About this task:
Only the lines of the data holding the string "structured" need to be returned.

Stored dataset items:
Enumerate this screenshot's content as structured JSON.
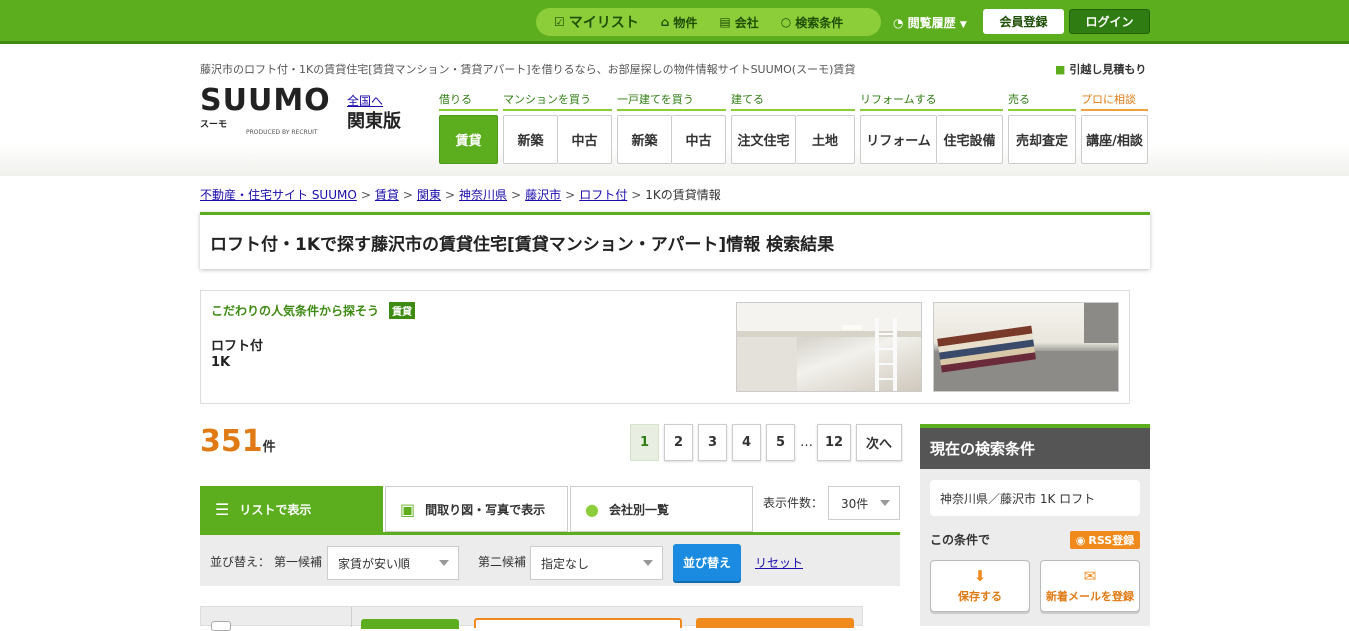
{
  "topbar": {
    "nav": [
      {
        "label": "マイリスト",
        "icon": "mylist-check-icon"
      },
      {
        "label": "物件",
        "icon": "house-icon"
      },
      {
        "label": "会社",
        "icon": "building-icon"
      },
      {
        "label": "検索条件",
        "icon": "search-icon"
      }
    ],
    "history": "閲覧履歴",
    "member_button": "会員登録",
    "login_button": "ログイン"
  },
  "header": {
    "tagline": "藤沢市のロフト付・1Kの賃貸住宅[賃貸マンション・賃貸アパート]を借りるなら、お部屋探しの物件情報サイトSUUMO(スーモ)賃貸",
    "moving_link": "引越し見積もり",
    "logo_text": "SUUMO",
    "logo_sub": "スーモ",
    "logo_produced": "PRODUCED BY RECRUIT",
    "region_link": "全国へ",
    "region_name": "関東版",
    "categories": [
      {
        "label": "借りる",
        "buttons": [
          "賃貸"
        ]
      },
      {
        "label": "マンションを買う",
        "buttons": [
          "新築",
          "中古"
        ]
      },
      {
        "label": "一戸建てを買う",
        "buttons": [
          "新築",
          "中古"
        ]
      },
      {
        "label": "建てる",
        "buttons": [
          "注文住宅",
          "土地"
        ]
      },
      {
        "label": "リフォームする",
        "buttons": [
          "リフォーム",
          "住宅設備"
        ]
      },
      {
        "label": "売る",
        "buttons": [
          "売却査定"
        ]
      },
      {
        "label": "プロに相談",
        "buttons": [
          "講座/相談"
        ]
      }
    ]
  },
  "breadcrumb": [
    "不動産・住宅サイト SUUMO",
    "賃貸",
    "関東",
    "神奈川県",
    "藤沢市",
    "ロフト付",
    "1Kの賃貸情報"
  ],
  "page_title": "ロフト付・1Kで探す藤沢市の賃貸住宅[賃貸マンション・アパート]情報 検索結果",
  "kodawari": {
    "heading": "こだわりの人気条件から探そう",
    "badge": "賃貸",
    "conditions": [
      "ロフト付",
      "1K"
    ]
  },
  "results": {
    "count": "351",
    "unit": "件"
  },
  "pagination": {
    "pages": [
      "1",
      "2",
      "3",
      "4",
      "5"
    ],
    "ellipsis": "…",
    "last": "12",
    "next": "次へ",
    "current": "1"
  },
  "view_tabs": {
    "list": "リストで表示",
    "floorplan": "間取り図・写真で表示",
    "company": "会社別一覧",
    "perpage_label": "表示件数：",
    "perpage_value": "30件"
  },
  "sort": {
    "label": "並び替え：",
    "first_label": "第一候補",
    "first_value": "家賃が安い順",
    "second_label": "第二候補",
    "second_value": "指定なし",
    "button": "並び替え",
    "reset": "リセット"
  },
  "sidebar": {
    "title": "現在の検索条件",
    "condition": "神奈川県／藤沢市 1K ロフト",
    "with_condition": "この条件で",
    "rss": "RSS登録",
    "save": "保存する",
    "mail": "新着メールを登録"
  },
  "colors": {
    "brand_green": "#5cae1e",
    "accent_orange": "#f08a1c",
    "sort_blue": "#1a8be0"
  }
}
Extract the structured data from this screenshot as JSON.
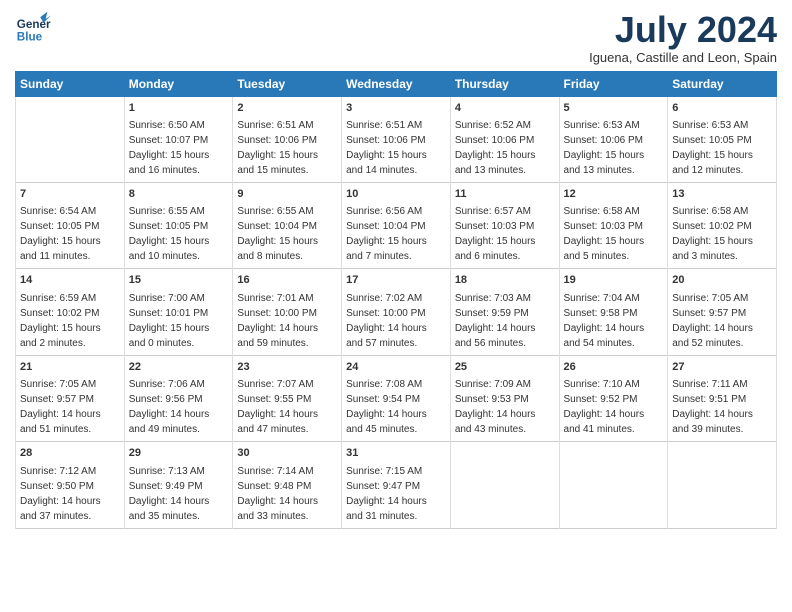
{
  "header": {
    "logo": {
      "general": "General",
      "blue": "Blue"
    },
    "title": "July 2024",
    "location": "Iguena, Castille and Leon, Spain"
  },
  "days_header": [
    "Sunday",
    "Monday",
    "Tuesday",
    "Wednesday",
    "Thursday",
    "Friday",
    "Saturday"
  ],
  "weeks": [
    [
      {
        "num": "",
        "sunrise": "",
        "sunset": "",
        "daylight": ""
      },
      {
        "num": "1",
        "sunrise": "Sunrise: 6:50 AM",
        "sunset": "Sunset: 10:07 PM",
        "daylight": "Daylight: 15 hours and 16 minutes."
      },
      {
        "num": "2",
        "sunrise": "Sunrise: 6:51 AM",
        "sunset": "Sunset: 10:06 PM",
        "daylight": "Daylight: 15 hours and 15 minutes."
      },
      {
        "num": "3",
        "sunrise": "Sunrise: 6:51 AM",
        "sunset": "Sunset: 10:06 PM",
        "daylight": "Daylight: 15 hours and 14 minutes."
      },
      {
        "num": "4",
        "sunrise": "Sunrise: 6:52 AM",
        "sunset": "Sunset: 10:06 PM",
        "daylight": "Daylight: 15 hours and 13 minutes."
      },
      {
        "num": "5",
        "sunrise": "Sunrise: 6:53 AM",
        "sunset": "Sunset: 10:06 PM",
        "daylight": "Daylight: 15 hours and 13 minutes."
      },
      {
        "num": "6",
        "sunrise": "Sunrise: 6:53 AM",
        "sunset": "Sunset: 10:05 PM",
        "daylight": "Daylight: 15 hours and 12 minutes."
      }
    ],
    [
      {
        "num": "7",
        "sunrise": "Sunrise: 6:54 AM",
        "sunset": "Sunset: 10:05 PM",
        "daylight": "Daylight: 15 hours and 11 minutes."
      },
      {
        "num": "8",
        "sunrise": "Sunrise: 6:55 AM",
        "sunset": "Sunset: 10:05 PM",
        "daylight": "Daylight: 15 hours and 10 minutes."
      },
      {
        "num": "9",
        "sunrise": "Sunrise: 6:55 AM",
        "sunset": "Sunset: 10:04 PM",
        "daylight": "Daylight: 15 hours and 8 minutes."
      },
      {
        "num": "10",
        "sunrise": "Sunrise: 6:56 AM",
        "sunset": "Sunset: 10:04 PM",
        "daylight": "Daylight: 15 hours and 7 minutes."
      },
      {
        "num": "11",
        "sunrise": "Sunrise: 6:57 AM",
        "sunset": "Sunset: 10:03 PM",
        "daylight": "Daylight: 15 hours and 6 minutes."
      },
      {
        "num": "12",
        "sunrise": "Sunrise: 6:58 AM",
        "sunset": "Sunset: 10:03 PM",
        "daylight": "Daylight: 15 hours and 5 minutes."
      },
      {
        "num": "13",
        "sunrise": "Sunrise: 6:58 AM",
        "sunset": "Sunset: 10:02 PM",
        "daylight": "Daylight: 15 hours and 3 minutes."
      }
    ],
    [
      {
        "num": "14",
        "sunrise": "Sunrise: 6:59 AM",
        "sunset": "Sunset: 10:02 PM",
        "daylight": "Daylight: 15 hours and 2 minutes."
      },
      {
        "num": "15",
        "sunrise": "Sunrise: 7:00 AM",
        "sunset": "Sunset: 10:01 PM",
        "daylight": "Daylight: 15 hours and 0 minutes."
      },
      {
        "num": "16",
        "sunrise": "Sunrise: 7:01 AM",
        "sunset": "Sunset: 10:00 PM",
        "daylight": "Daylight: 14 hours and 59 minutes."
      },
      {
        "num": "17",
        "sunrise": "Sunrise: 7:02 AM",
        "sunset": "Sunset: 10:00 PM",
        "daylight": "Daylight: 14 hours and 57 minutes."
      },
      {
        "num": "18",
        "sunrise": "Sunrise: 7:03 AM",
        "sunset": "Sunset: 9:59 PM",
        "daylight": "Daylight: 14 hours and 56 minutes."
      },
      {
        "num": "19",
        "sunrise": "Sunrise: 7:04 AM",
        "sunset": "Sunset: 9:58 PM",
        "daylight": "Daylight: 14 hours and 54 minutes."
      },
      {
        "num": "20",
        "sunrise": "Sunrise: 7:05 AM",
        "sunset": "Sunset: 9:57 PM",
        "daylight": "Daylight: 14 hours and 52 minutes."
      }
    ],
    [
      {
        "num": "21",
        "sunrise": "Sunrise: 7:05 AM",
        "sunset": "Sunset: 9:57 PM",
        "daylight": "Daylight: 14 hours and 51 minutes."
      },
      {
        "num": "22",
        "sunrise": "Sunrise: 7:06 AM",
        "sunset": "Sunset: 9:56 PM",
        "daylight": "Daylight: 14 hours and 49 minutes."
      },
      {
        "num": "23",
        "sunrise": "Sunrise: 7:07 AM",
        "sunset": "Sunset: 9:55 PM",
        "daylight": "Daylight: 14 hours and 47 minutes."
      },
      {
        "num": "24",
        "sunrise": "Sunrise: 7:08 AM",
        "sunset": "Sunset: 9:54 PM",
        "daylight": "Daylight: 14 hours and 45 minutes."
      },
      {
        "num": "25",
        "sunrise": "Sunrise: 7:09 AM",
        "sunset": "Sunset: 9:53 PM",
        "daylight": "Daylight: 14 hours and 43 minutes."
      },
      {
        "num": "26",
        "sunrise": "Sunrise: 7:10 AM",
        "sunset": "Sunset: 9:52 PM",
        "daylight": "Daylight: 14 hours and 41 minutes."
      },
      {
        "num": "27",
        "sunrise": "Sunrise: 7:11 AM",
        "sunset": "Sunset: 9:51 PM",
        "daylight": "Daylight: 14 hours and 39 minutes."
      }
    ],
    [
      {
        "num": "28",
        "sunrise": "Sunrise: 7:12 AM",
        "sunset": "Sunset: 9:50 PM",
        "daylight": "Daylight: 14 hours and 37 minutes."
      },
      {
        "num": "29",
        "sunrise": "Sunrise: 7:13 AM",
        "sunset": "Sunset: 9:49 PM",
        "daylight": "Daylight: 14 hours and 35 minutes."
      },
      {
        "num": "30",
        "sunrise": "Sunrise: 7:14 AM",
        "sunset": "Sunset: 9:48 PM",
        "daylight": "Daylight: 14 hours and 33 minutes."
      },
      {
        "num": "31",
        "sunrise": "Sunrise: 7:15 AM",
        "sunset": "Sunset: 9:47 PM",
        "daylight": "Daylight: 14 hours and 31 minutes."
      },
      {
        "num": "",
        "sunrise": "",
        "sunset": "",
        "daylight": ""
      },
      {
        "num": "",
        "sunrise": "",
        "sunset": "",
        "daylight": ""
      },
      {
        "num": "",
        "sunrise": "",
        "sunset": "",
        "daylight": ""
      }
    ]
  ]
}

Result of the exercise:
Enumerate this screenshot's content as structured JSON.
Extract the structured data from this screenshot as JSON.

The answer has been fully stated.